Objective

To provide a program in the area of practice-based research in music leading to research outcomes in the form of music compositions and critical exegesis related to the compositions. The purpose of the compositions is to realise the primary research activity; the compositions are the outcome of the research. The purpose of the exegesis is to provide the scholarly context and framework by which to fully understand the compositions as a research outcome.

Rationale

On completion of the degree, graduates will have specialised knowledge and skills in practice-based music composition research; demonstrated their increased autonomy, expert judgement, adaptability and responsibility through the development, implementation and publication of their research outcomes; and be prepared to undertake doctoral studies in music composition.

Structure and Thesis Format

The program is externally assessed by two examiners who are recognised experts in the field.
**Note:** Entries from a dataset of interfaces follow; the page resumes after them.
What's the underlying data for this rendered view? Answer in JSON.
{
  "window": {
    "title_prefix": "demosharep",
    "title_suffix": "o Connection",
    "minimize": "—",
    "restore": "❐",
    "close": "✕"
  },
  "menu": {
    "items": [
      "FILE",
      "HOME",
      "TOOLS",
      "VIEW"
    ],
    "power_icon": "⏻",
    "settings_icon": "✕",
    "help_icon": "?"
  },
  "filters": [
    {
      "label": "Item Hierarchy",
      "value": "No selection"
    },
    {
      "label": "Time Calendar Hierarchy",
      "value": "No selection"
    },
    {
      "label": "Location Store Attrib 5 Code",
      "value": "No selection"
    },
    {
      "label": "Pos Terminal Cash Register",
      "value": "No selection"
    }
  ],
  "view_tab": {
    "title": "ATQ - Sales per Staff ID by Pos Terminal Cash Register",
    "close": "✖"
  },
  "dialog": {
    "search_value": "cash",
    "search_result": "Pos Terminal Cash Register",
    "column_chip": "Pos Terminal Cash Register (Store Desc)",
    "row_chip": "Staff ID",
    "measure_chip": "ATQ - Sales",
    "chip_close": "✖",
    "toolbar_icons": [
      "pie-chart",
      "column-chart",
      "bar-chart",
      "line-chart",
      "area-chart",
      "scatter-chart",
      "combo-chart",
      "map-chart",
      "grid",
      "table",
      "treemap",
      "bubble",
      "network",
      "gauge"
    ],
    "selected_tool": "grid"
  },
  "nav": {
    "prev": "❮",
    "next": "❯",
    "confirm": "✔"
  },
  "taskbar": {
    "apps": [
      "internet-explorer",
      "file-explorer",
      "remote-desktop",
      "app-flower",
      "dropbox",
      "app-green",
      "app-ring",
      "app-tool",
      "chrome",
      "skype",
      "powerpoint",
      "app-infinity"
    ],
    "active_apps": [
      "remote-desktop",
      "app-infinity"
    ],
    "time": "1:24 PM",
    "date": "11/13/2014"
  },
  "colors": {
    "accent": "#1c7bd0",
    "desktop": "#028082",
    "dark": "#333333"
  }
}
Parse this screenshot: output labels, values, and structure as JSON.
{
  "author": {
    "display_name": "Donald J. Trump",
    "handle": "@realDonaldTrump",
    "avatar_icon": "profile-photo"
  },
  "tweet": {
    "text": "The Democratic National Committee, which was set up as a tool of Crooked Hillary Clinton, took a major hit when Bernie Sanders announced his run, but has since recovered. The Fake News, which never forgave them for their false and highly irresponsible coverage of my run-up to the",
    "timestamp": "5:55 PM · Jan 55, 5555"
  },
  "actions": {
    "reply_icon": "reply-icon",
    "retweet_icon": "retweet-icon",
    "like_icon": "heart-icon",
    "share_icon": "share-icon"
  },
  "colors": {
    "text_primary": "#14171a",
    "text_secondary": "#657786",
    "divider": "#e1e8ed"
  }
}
The work submitted for assessment takes the form of a folio of compositions (maximum duration 60 minutes for the MPhil, 120 minutes for the PhD) which is accompanied by a critical exegesis (maximum 15,000 words for the MPhil, 30,000 words for the PhD).

The folio of compositions demonstrates a robust and distinctive artistic practice, which may include score-based, audio-based, performance-based or other music media. The major work (album, symphony, music theatre work, or other major composition) that forms the core of the folio will typically be 20 to 40 minutes in duration.

The exegesis provides the candidates with the opportunity to contextualise, explain and defend the folio as a contribution to knowledge in the field of music composition.


Students who commenced their research higher degree in 2014 or earlier have until 31 December 2017 to graduate under the rules for theĀ pre-2015 music composition thesis format.